The most impressive feature of Hargrave Park is its mud. This comes chiefly in a dark-red shade and is renowned for its glutinous qualities. As roofs on the huts do not have guttering, rainwater falling on the ground alongside each hut soon wears an elongated puddle the length of the hut. Despite the daily garbage collection there is a lot of litter around the outskirts. The inhabitants must take much of the blame for this. In some places fowls have been plucked and rubbish dumped in heaps and burned. Remains of the latter are seen in several heaps of burned out and rusted tin cans. The creek which meanders through the settlement is mostly dry in the summer. This creek has taken some blame from inhabitants for the recent sickness in the area. They say that sewage was diverted through it when a sewer pipe became blocked.
(I assume that's Brickmaker's Creek.)
There was little water in the creek yesterday, but what there was appeared to have a thick scum on it,The communal laundries (six or eight flats to each) are mostly in a state of disrepair but the inhabitants must also take the blame for most of this damage. The fibro roofs have not stood up to the exploratory tendencies of the more adventurous children, and several laundries have whole doors missing or only the remnants of doors remaining'. This is possibly due to the fact that the coppers are fired by fuel, and the doors of wood. Most of the families say they have given up trying to make something of life in the settlement. "Every time the children go out the door they are filthy five minutes later," said one woman. "We have been forced to live like this and we just don't care any more."
Not enough detail? There's a book about the suburb, too, by Beverley Donald ('Hargrave Park? Never Heard of It'): "The story of Hargrave Park starts in County Wicklow Ireland in 1798 with five Irish rebels who came out to Sydney as exiles in 1806 and were granted 100 acres each along Cabramatta Creek. This book tells of their time here and what happened to the land after they left it. It recounts the story of the short-lived Hargrave Air Park, the US Army base, the Golden Hind Royal Naval depot and the emergency housing settlement set up after the Navy left. The last chapter brings the story up-to-date, with glimpses of life in the Hargrave Park section of Warwick Farm." via Casula Powerhouse.

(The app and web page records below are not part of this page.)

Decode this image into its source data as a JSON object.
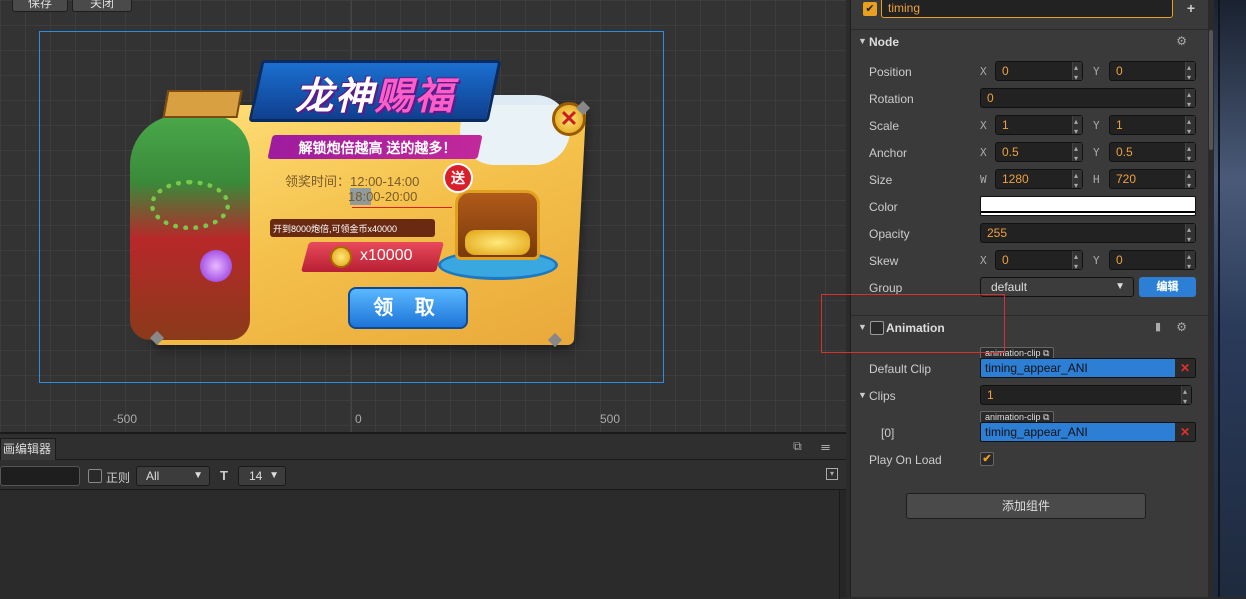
{
  "scene": {
    "save_label": "保存",
    "close_label": "关闭",
    "axis_labels": [
      "-500",
      "0",
      "500"
    ],
    "popup": {
      "title_part1": "龙神",
      "title_part2": "赐福",
      "subtitle": "解锁炮倍越高  送的越多！",
      "time_label": "领奖时间：12:00-14:00",
      "time_label_2": "18:00-20:00",
      "unlock_text": "开到8000炮倍,可领金币x40000",
      "reward": "x10000",
      "badge": "送",
      "claim_label": "领 取",
      "close_glyph": "✕"
    }
  },
  "anim_panel": {
    "tab_label": "画编辑器",
    "regex_label": "正则",
    "filter_value": "All",
    "font_icon": "T",
    "font_size": "14",
    "tab_icons": "⧉ ☰"
  },
  "inspector": {
    "node_name": "timing",
    "node_section": "Node",
    "props": {
      "position": {
        "label": "Position",
        "x": "0",
        "y": "0"
      },
      "rotation": {
        "label": "Rotation",
        "value": "0"
      },
      "scale": {
        "label": "Scale",
        "x": "1",
        "y": "1"
      },
      "anchor": {
        "label": "Anchor",
        "x": "0.5",
        "y": "0.5"
      },
      "size": {
        "label": "Size",
        "w": "1280",
        "h": "720"
      },
      "color": {
        "label": "Color",
        "value": "#ffffff"
      },
      "opacity": {
        "label": "Opacity",
        "value": "255"
      },
      "skew": {
        "label": "Skew",
        "x": "0",
        "y": "0"
      },
      "group": {
        "label": "Group",
        "value": "default",
        "edit_label": "编辑"
      }
    },
    "axis": {
      "x": "X",
      "y": "Y",
      "w": "W",
      "h": "H"
    },
    "animation": {
      "title": "Animation",
      "default_clip_label": "Default Clip",
      "asset_tag": "animation-clip",
      "default_clip_value": "timing_appear_ANI",
      "clips_label": "Clips",
      "clips_count": "1",
      "clip0_label": "[0]",
      "clip0_value": "timing_appear_ANI",
      "play_on_load_label": "Play On Load"
    },
    "add_component_label": "添加组件"
  },
  "colors": {
    "accent": "#2d7fd6",
    "value_orange": "#f0a040",
    "highlight_red": "#d83030"
  }
}
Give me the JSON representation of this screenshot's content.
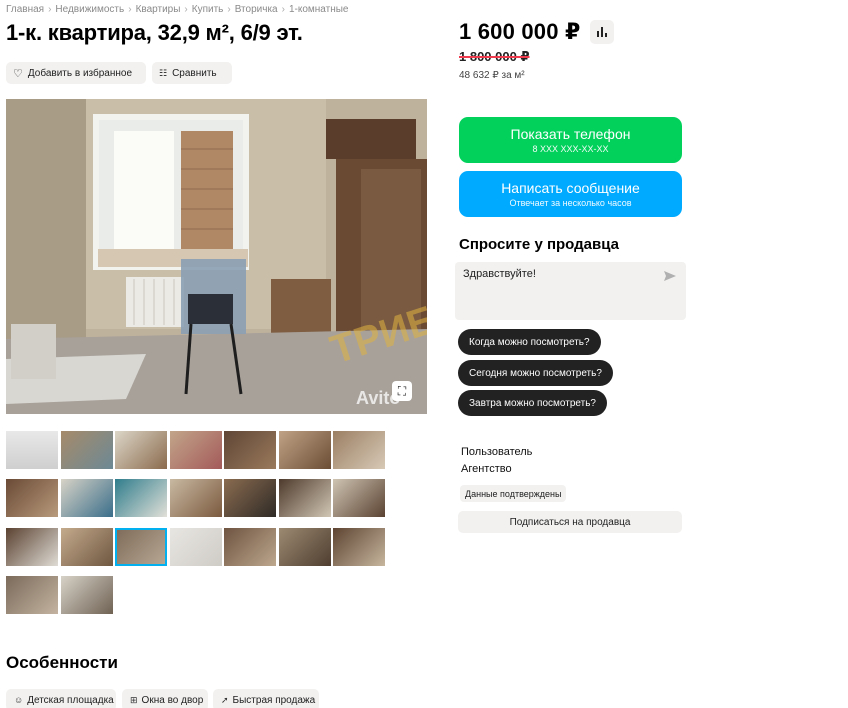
{
  "breadcrumbs": [
    "Главная",
    "Недвижимость",
    "Квартиры",
    "Купить",
    "Вторичка",
    "1-комнатные"
  ],
  "title": "1-к. квартира, 32,9 м², 6/9 эт.",
  "actions": {
    "favorite": "Добавить в избранное",
    "compare": "Сравнить"
  },
  "price": {
    "current": "1 600 000 ₽",
    "old": "1 800 000 ₽",
    "per_m2": "48 632 ₽ за м²"
  },
  "phone_button": {
    "label": "Показать телефон",
    "masked": "8 XXX XXX-XX-XX"
  },
  "message_button": {
    "label": "Написать сообщение",
    "sub": "Отвечает за несколько часов"
  },
  "ask": {
    "title": "Спросите у продавца",
    "input_value": "Здравствуйте!",
    "chips": [
      "Когда можно посмотреть?",
      "Сегодня можно посмотреть?",
      "Завтра можно посмотреть?"
    ]
  },
  "seller": {
    "name": "Пользователь",
    "type": "Агентство",
    "verified": "Данные подтверждены",
    "subscribe": "Подписаться на продавца"
  },
  "photo": {
    "watermark": "Avito",
    "overlay_watermark": "ТРИБУН"
  },
  "features": {
    "title": "Особенности",
    "items": [
      {
        "label": "Детская площадка",
        "icon": "playground-icon"
      },
      {
        "label": "Окна во двор",
        "icon": "window-icon"
      },
      {
        "label": "Быстрая продажа",
        "icon": "rocket-icon"
      }
    ]
  },
  "colors": {
    "green": "#02d15c",
    "blue": "#00aaff",
    "chip": "#222222",
    "strike": "#ef3b4d"
  }
}
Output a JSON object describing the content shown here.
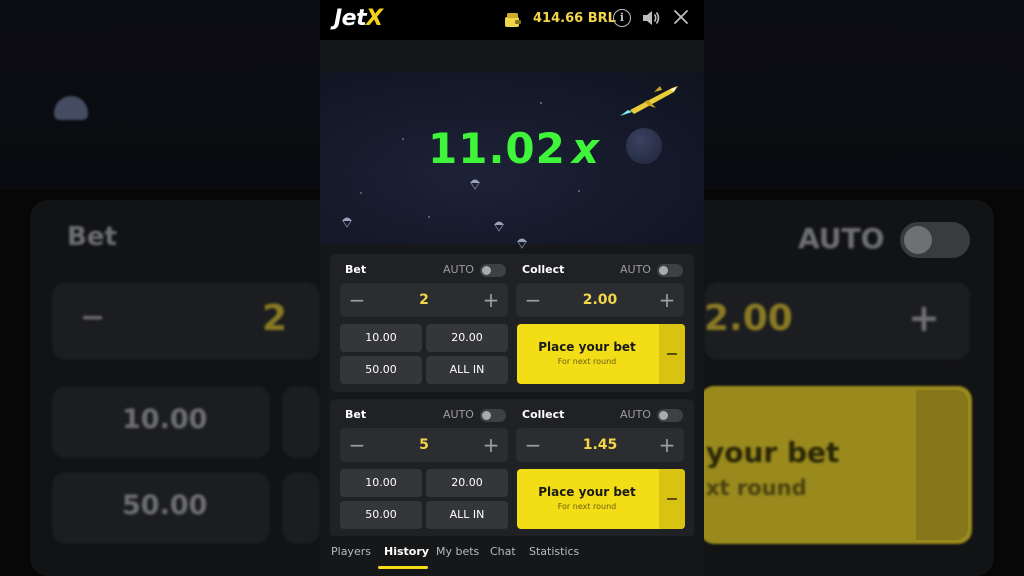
{
  "backdrop": {
    "bet_label": "Bet",
    "auto_label": "AUTO",
    "stake_value": "2",
    "collect_value": "2.00",
    "chip_a": "10.00",
    "chip_b": "50.00",
    "place_main_partial": "your bet",
    "place_sub_partial": "xt round"
  },
  "header": {
    "logo_main": "Jet",
    "logo_accent": "X",
    "balance": "414.66 BRL",
    "icons": [
      "wallet-icon",
      "info-icon",
      "sound-icon",
      "close-icon"
    ]
  },
  "game": {
    "multiplier": "11.02",
    "multiplier_suffix": "x"
  },
  "panels": [
    {
      "bet_label": "Bet",
      "auto_label": "AUTO",
      "stake": "2",
      "collect_label": "Collect",
      "collect_auto_label": "AUTO",
      "collect_value": "2.00",
      "chips": [
        "10.00",
        "20.00",
        "50.00",
        "ALL IN"
      ],
      "place_main": "Place your bet",
      "place_sub": "For next round"
    },
    {
      "bet_label": "Bet",
      "auto_label": "AUTO",
      "stake": "5",
      "collect_label": "Collect",
      "collect_auto_label": "AUTO",
      "collect_value": "1.45",
      "chips": [
        "10.00",
        "20.00",
        "50.00",
        "ALL IN"
      ],
      "place_main": "Place your bet",
      "place_sub": "For next round"
    }
  ],
  "tabs": [
    {
      "label": "Players"
    },
    {
      "label": "History",
      "active": true
    },
    {
      "label": "My bets"
    },
    {
      "label": "Chat"
    },
    {
      "label": "Statistics"
    }
  ],
  "symbols": {
    "minus": "−",
    "plus": "+"
  },
  "colors": {
    "accent_yellow": "#f3dd16",
    "balance_yellow": "#f3d54a",
    "multiplier_green": "#3ff53a",
    "panel_bg": "#202124"
  }
}
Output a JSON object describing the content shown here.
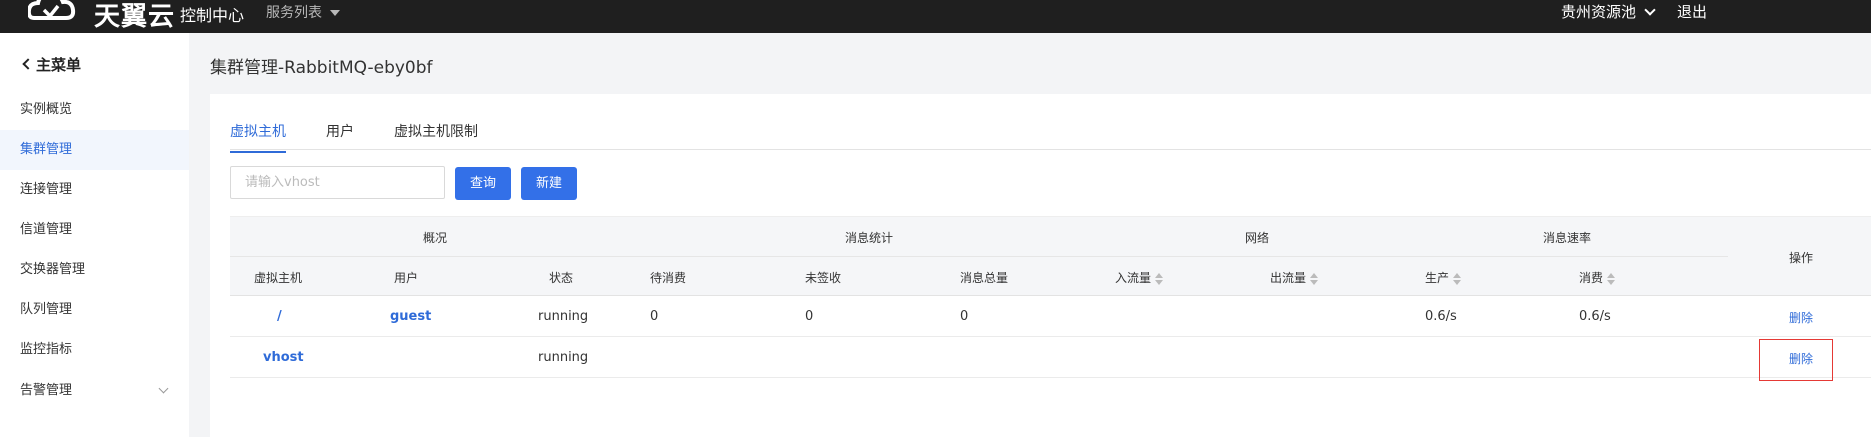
{
  "header": {
    "brand": "天翼云",
    "console": "控制中心",
    "services": "服务列表",
    "region": "贵州资源池",
    "logout": "退出"
  },
  "sidebar": {
    "back": "主菜单",
    "items": [
      {
        "label": "实例概览"
      },
      {
        "label": "集群管理"
      },
      {
        "label": "连接管理"
      },
      {
        "label": "信道管理"
      },
      {
        "label": "交换器管理"
      },
      {
        "label": "队列管理"
      },
      {
        "label": "监控指标"
      },
      {
        "label": "告警管理"
      }
    ]
  },
  "page": {
    "title": "集群管理-RabbitMQ-eby0bf"
  },
  "tabs": [
    {
      "label": "虚拟主机"
    },
    {
      "label": "用户"
    },
    {
      "label": "虚拟主机限制"
    }
  ],
  "toolbar": {
    "search_placeholder": "请输入vhost",
    "search_value": "",
    "query_label": "查询",
    "new_label": "新建"
  },
  "table": {
    "groups": [
      "概况",
      "消息统计",
      "网络",
      "消息速率"
    ],
    "action_header": "操作",
    "columns": [
      "虚拟主机",
      "用户",
      "状态",
      "待消费",
      "未签收",
      "消息总量",
      "入流量",
      "出流量",
      "生产",
      "消费"
    ],
    "rows": [
      {
        "vhost": "/",
        "user": "guest",
        "status": "running",
        "pending": "0",
        "unacked": "0",
        "total": "0",
        "in": "",
        "out": "",
        "produce": "0.6/s",
        "consume": "0.6/s",
        "action": "删除"
      },
      {
        "vhost": "vhost",
        "user": "",
        "status": "running",
        "pending": "",
        "unacked": "",
        "total": "",
        "in": "",
        "out": "",
        "produce": "",
        "consume": "",
        "action": "删除"
      }
    ]
  },
  "colors": {
    "accent": "#3370e8",
    "link": "#2f6bd8",
    "highlight": "#e53935"
  }
}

Check out this Western Sydney libraries document.
Or for more of Sydney's airfield and aerodrome info, try this list!